**Aim of the task**
The answer must be every line from the entries below that contains "highlighted".

- Opening Delimiter -

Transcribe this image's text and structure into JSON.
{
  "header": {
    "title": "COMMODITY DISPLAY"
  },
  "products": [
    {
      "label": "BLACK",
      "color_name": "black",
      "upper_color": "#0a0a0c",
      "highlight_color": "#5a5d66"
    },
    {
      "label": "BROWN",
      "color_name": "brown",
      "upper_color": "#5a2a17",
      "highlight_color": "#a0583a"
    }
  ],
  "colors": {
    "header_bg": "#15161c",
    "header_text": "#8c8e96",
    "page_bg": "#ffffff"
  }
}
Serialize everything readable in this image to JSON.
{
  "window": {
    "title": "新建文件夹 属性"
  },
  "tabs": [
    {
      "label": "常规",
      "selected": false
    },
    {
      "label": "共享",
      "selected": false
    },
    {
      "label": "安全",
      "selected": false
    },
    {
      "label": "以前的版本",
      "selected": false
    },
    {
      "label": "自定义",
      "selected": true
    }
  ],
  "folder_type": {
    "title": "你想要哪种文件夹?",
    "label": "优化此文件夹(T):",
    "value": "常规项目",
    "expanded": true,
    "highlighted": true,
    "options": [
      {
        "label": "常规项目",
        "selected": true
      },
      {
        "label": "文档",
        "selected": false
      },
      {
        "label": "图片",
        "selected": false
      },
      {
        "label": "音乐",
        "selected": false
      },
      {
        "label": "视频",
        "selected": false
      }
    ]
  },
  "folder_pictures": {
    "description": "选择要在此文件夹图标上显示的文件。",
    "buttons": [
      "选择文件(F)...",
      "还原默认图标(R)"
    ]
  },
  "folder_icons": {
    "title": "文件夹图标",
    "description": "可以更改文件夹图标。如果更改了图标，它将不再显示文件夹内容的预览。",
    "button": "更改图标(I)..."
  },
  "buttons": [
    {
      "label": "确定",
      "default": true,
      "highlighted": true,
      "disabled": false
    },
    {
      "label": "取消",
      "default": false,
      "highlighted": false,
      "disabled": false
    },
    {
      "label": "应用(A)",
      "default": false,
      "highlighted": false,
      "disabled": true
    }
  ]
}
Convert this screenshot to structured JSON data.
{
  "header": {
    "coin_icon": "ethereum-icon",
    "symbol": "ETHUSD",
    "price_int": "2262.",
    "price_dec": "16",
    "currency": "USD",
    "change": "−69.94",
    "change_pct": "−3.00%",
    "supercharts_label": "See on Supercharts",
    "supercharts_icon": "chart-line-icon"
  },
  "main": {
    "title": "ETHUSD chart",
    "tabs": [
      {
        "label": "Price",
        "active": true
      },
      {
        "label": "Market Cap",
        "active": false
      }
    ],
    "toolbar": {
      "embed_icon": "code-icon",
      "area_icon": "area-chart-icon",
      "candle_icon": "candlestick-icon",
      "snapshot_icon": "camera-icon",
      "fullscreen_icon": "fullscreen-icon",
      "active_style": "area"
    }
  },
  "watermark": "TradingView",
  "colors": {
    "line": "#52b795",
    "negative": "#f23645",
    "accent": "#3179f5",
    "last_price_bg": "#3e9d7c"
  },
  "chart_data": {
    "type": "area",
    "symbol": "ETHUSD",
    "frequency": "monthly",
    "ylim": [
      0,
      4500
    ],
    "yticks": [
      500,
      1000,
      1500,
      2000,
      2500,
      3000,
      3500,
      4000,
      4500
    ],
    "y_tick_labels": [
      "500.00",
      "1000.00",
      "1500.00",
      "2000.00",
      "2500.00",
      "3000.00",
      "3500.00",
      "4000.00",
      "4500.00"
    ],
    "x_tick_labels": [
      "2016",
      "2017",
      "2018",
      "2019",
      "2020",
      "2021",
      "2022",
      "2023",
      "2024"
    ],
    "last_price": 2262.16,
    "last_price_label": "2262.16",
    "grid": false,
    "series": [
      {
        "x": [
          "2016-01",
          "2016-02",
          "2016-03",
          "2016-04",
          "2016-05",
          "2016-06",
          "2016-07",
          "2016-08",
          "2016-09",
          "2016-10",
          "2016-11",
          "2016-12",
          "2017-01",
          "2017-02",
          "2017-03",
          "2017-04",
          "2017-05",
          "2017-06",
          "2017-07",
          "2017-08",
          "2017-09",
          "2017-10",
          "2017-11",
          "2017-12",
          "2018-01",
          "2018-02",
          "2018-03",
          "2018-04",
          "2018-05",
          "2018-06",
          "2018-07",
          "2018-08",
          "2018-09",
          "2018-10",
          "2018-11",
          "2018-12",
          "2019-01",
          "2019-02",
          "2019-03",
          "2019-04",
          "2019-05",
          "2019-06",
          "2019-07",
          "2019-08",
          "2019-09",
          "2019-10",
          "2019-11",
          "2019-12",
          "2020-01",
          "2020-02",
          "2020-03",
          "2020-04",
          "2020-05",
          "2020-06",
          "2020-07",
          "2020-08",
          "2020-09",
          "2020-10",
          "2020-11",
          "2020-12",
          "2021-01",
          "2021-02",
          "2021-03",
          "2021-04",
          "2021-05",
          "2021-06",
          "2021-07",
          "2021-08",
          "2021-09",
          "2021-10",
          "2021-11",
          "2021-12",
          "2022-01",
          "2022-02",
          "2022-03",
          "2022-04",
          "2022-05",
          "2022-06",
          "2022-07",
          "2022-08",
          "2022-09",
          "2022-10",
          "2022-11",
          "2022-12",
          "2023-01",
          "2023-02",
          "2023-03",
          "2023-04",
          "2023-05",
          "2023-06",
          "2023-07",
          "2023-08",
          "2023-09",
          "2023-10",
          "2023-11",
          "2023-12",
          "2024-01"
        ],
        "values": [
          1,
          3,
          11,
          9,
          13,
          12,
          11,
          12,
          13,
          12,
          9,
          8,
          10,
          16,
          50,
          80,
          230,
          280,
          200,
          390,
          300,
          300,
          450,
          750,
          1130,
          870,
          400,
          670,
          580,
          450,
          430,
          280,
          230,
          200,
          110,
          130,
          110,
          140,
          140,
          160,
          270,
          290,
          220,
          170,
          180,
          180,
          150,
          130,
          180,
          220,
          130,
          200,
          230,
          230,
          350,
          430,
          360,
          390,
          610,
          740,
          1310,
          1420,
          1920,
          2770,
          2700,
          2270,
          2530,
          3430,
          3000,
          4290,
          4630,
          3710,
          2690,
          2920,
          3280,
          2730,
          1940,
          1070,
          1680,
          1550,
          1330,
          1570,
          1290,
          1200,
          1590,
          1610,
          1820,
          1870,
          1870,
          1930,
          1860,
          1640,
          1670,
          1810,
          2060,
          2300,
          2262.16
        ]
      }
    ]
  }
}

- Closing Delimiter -

**Output below**
    "highlighted": true,
      "highlighted": true,
      "highlighted": false,
      "highlighted": false,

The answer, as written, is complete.